As part of the budget, the government invested $44.1 million in legal assistance, including a one-year indexation supplementation in funding for legal aid commissions, community centres, and Aboriginal and Torres Strait Islander legal services.

This has since been met with criticism from legal bodies and community centres – and comes after LGBTI Legal Service said it had been forced to turn away individuals due to severe underfunding, emphasising that LGBTI specialist community legal services were “at breaking point”.


Earlier this month, Community Legal Centres Australia also urged the government to increase funding to frontline centres to address women’s safety, citing that an additional $125 million in funding was needed.

Now, due to not receiving adequate funding, the Welfare Rights Centre (WRC) said it will be forced to reduce its services, with the First Nations Access Program the first service to be cut after receiving no government support for the past 18 months.

The First Nations Access Program develops culturally safe community engagement programs that include workshops and targeted resources, as well as employs a First Nations access officer. WRC recently visited Dubbo and Nyngan to raise awareness of the centre’s services and deliver training with one of its social security specialist solicitors. However, WRC board director Thom Calma said that without funding, WRC will have to wind back this service.

“I am proud that WRC employs an Aboriginal person as the First Nations access officer. A person with lived experience who understands the issues faced by mob, such as intergenerational trauma, a mistrust of government and disproportionate gaps in health, education, employment, and justice,” he said.

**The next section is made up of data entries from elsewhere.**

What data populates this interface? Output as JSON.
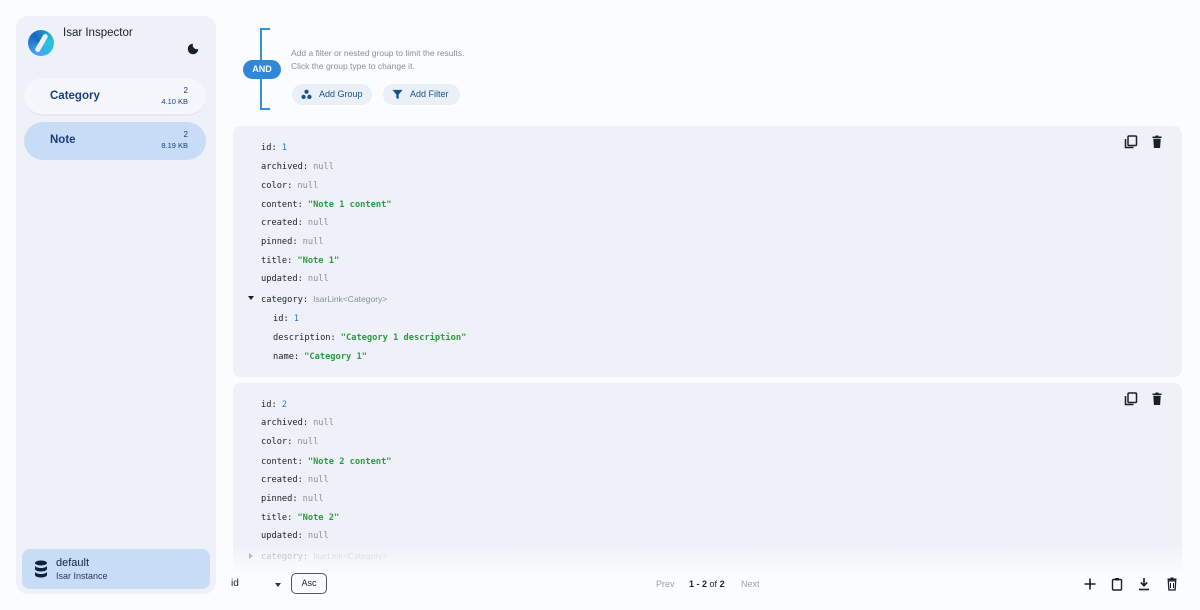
{
  "app": {
    "title": "Isar Inspector"
  },
  "collections": [
    {
      "name": "Category",
      "count": "2",
      "size": "4.10 KB"
    },
    {
      "name": "Note",
      "count": "2",
      "size": "8.19 KB"
    }
  ],
  "instance": {
    "name": "default",
    "subtitle": "Isar Instance"
  },
  "filter": {
    "group_type": "AND",
    "hint_line1": "Add a filter or nested group to limit the results.",
    "hint_line2": "Click the group type to change it.",
    "add_group_label": "Add Group",
    "add_filter_label": "Add Filter"
  },
  "objects": [
    {
      "id": "1",
      "archived": "null",
      "color": "null",
      "content": "\"Note 1 content\"",
      "created": "null",
      "pinned": "null",
      "title": "\"Note 1\"",
      "updated": "null",
      "category": {
        "link_type": "IsarLink<Category>",
        "id": "1",
        "description": "\"Category 1 description\"",
        "name": "\"Category 1\""
      }
    },
    {
      "id": "2",
      "archived": "null",
      "color": "null",
      "content": "\"Note 2 content\"",
      "created": "null",
      "pinned": "null",
      "title": "\"Note 2\"",
      "updated": "null",
      "category": {
        "link_type": "IsarLink<Category>"
      }
    }
  ],
  "footer": {
    "sort_field": "id",
    "sort_order": "Asc",
    "prev_label": "Prev",
    "next_label": "Next",
    "range": "1 - 2",
    "of_label": "of",
    "total": "2"
  },
  "colors": {
    "accent": "#2f87d6",
    "string_value": "#2e9a3e",
    "number_value": "#2b78c4",
    "null_value": "#8a8f9a",
    "selected_bg": "#c9dcf6"
  }
}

“We have seen, firsthand, the impact that the First Nations access officer can have for individuals and community. WRC invests in the First Nations access officer because it recognises the unique complexities faced by First Nations people and the importance of this role in achieving fair and just outcomes for mob. Without the First Nations access officer, WRC will not be able to achieve these outcomes, this is a serious setback for the centre.”

Welfare Rights Centre CEO Katherine Boyle added that many First Nations people face significant barriers to accessing their Centrelink entitlements, as well as issues with providing identification and other documents, misunderstandings about care arrangements for children and the overall complexity of the social security system, which result in rejections or cancellations of payments and unfair debts.

“There are whole families in Western NSW surviving on just one Centrelink payment because carers have given up trying to get Carers Payment, young people have given up trying to get Youth Allowance, people with disability have given up trying to get Disability Support Pension. These people are entitled to Centrelink payments, but they have given up because the social security system is too difficult to navigate.

“Following the defeat of the Voice referendum, and in the wake of the robodebt royal commission, and in the midst of a cost-of-living crisis, it’s just so disappointing that the federal government has not invested more in social security advocacy services that are seeking to make a difference to the levels of poverty experienced by First Nations people in NSW,” Boyle said.

“Without a First Nations access officer, Welfare Rights Centre will struggle to reach communities that desperately need help with Centrelink problems. Without additional funding to replace the years of temporary funding, most of which expires in weeks, Welfare Rights Centre will be forced to reduce its legal services, impacting First Nations people needing legal help with Centrelink problems.”